§ **Problem to work on**
Extract each line of the records below that contains the word "salt".

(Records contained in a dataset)
--- START ---

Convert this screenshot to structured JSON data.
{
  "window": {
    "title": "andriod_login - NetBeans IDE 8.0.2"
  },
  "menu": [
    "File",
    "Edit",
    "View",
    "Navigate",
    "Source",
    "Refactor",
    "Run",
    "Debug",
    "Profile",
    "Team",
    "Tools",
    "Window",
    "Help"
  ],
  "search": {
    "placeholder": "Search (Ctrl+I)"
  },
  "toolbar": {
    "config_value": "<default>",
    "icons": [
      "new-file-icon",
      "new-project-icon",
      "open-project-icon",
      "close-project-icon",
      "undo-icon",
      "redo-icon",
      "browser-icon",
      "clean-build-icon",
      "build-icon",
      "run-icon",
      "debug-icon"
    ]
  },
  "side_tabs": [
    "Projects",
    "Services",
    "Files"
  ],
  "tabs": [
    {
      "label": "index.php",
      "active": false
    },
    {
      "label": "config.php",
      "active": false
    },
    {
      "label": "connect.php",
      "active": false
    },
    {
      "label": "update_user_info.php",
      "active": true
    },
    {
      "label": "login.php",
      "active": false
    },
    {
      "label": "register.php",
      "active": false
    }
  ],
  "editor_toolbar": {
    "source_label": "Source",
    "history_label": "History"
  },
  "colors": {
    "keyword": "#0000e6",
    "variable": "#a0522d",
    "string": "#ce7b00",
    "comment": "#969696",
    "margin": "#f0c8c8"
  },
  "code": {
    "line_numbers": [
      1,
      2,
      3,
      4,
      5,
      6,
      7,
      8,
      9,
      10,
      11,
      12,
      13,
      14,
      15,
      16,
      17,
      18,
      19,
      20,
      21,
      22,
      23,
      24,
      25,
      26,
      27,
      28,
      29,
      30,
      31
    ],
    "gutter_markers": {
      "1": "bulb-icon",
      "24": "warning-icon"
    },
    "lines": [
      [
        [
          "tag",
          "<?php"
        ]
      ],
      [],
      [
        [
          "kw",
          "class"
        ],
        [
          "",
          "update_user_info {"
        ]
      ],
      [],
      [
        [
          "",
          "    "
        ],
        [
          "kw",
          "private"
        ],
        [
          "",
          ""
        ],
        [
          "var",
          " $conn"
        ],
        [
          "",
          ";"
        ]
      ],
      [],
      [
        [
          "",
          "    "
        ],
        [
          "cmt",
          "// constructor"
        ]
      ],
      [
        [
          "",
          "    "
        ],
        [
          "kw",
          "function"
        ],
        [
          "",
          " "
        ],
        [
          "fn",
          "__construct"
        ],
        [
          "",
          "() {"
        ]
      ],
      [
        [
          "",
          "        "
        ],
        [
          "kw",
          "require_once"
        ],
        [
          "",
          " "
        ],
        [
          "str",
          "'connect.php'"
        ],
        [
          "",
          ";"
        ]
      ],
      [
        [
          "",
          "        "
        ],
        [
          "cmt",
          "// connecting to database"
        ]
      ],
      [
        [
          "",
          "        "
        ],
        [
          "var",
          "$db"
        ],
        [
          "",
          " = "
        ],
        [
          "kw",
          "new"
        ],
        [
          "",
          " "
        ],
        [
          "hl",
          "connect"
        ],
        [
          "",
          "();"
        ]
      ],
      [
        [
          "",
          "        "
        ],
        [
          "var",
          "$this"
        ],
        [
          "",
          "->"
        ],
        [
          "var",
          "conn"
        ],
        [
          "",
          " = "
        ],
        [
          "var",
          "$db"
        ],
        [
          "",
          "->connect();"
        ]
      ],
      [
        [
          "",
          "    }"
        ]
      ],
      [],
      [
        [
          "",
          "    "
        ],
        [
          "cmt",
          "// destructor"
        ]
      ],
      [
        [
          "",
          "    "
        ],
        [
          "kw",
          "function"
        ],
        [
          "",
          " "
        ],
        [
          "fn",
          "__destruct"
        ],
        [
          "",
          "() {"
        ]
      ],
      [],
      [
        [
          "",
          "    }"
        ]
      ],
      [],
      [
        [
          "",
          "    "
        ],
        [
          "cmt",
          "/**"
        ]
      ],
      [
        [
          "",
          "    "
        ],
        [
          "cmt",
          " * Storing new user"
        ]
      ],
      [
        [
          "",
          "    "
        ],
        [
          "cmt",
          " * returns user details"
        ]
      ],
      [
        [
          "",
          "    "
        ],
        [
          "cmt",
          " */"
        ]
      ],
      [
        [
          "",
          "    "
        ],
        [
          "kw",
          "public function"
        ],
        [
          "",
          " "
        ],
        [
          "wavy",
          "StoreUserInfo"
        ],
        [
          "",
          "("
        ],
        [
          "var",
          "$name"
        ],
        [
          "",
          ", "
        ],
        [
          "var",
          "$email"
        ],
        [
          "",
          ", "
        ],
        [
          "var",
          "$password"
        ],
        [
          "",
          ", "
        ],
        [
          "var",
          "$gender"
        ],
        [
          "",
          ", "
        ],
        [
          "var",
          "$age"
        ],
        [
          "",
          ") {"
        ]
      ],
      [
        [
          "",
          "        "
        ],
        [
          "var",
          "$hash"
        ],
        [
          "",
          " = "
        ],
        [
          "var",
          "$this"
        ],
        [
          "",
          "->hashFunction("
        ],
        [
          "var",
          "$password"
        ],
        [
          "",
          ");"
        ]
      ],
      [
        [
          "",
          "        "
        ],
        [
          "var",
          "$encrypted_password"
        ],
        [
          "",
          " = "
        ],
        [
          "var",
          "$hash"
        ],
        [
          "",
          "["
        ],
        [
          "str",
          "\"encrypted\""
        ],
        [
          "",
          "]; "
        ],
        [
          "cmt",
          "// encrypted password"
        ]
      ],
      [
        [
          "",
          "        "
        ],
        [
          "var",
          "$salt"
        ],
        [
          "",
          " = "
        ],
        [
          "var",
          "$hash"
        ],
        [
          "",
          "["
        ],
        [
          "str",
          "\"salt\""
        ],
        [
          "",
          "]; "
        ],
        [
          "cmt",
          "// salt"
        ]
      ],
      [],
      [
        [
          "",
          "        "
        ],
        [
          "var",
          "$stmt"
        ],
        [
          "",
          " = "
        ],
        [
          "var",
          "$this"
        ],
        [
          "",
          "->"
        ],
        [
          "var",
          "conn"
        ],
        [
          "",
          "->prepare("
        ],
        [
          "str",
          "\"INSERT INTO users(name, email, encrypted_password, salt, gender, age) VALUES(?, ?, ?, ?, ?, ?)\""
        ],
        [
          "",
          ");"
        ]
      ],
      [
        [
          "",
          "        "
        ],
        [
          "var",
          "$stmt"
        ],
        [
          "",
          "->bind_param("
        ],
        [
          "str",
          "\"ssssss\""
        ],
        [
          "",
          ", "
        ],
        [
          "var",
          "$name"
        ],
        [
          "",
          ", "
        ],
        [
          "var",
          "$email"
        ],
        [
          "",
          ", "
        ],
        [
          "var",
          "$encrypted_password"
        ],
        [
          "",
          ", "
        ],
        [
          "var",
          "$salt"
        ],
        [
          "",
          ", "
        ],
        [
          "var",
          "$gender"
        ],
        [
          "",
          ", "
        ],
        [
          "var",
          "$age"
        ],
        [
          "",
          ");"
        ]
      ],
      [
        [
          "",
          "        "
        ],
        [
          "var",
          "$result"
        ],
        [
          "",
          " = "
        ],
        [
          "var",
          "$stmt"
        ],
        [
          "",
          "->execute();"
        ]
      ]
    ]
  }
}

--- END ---

§ **Response**
          "$salt"
          "\"salt\""
          "// salt"
          "\"INSERT INTO users(name, email, encrypted_password, salt, gender, age) VALUES(?, ?, ?, ?, ?, ?)\""
          "$salt"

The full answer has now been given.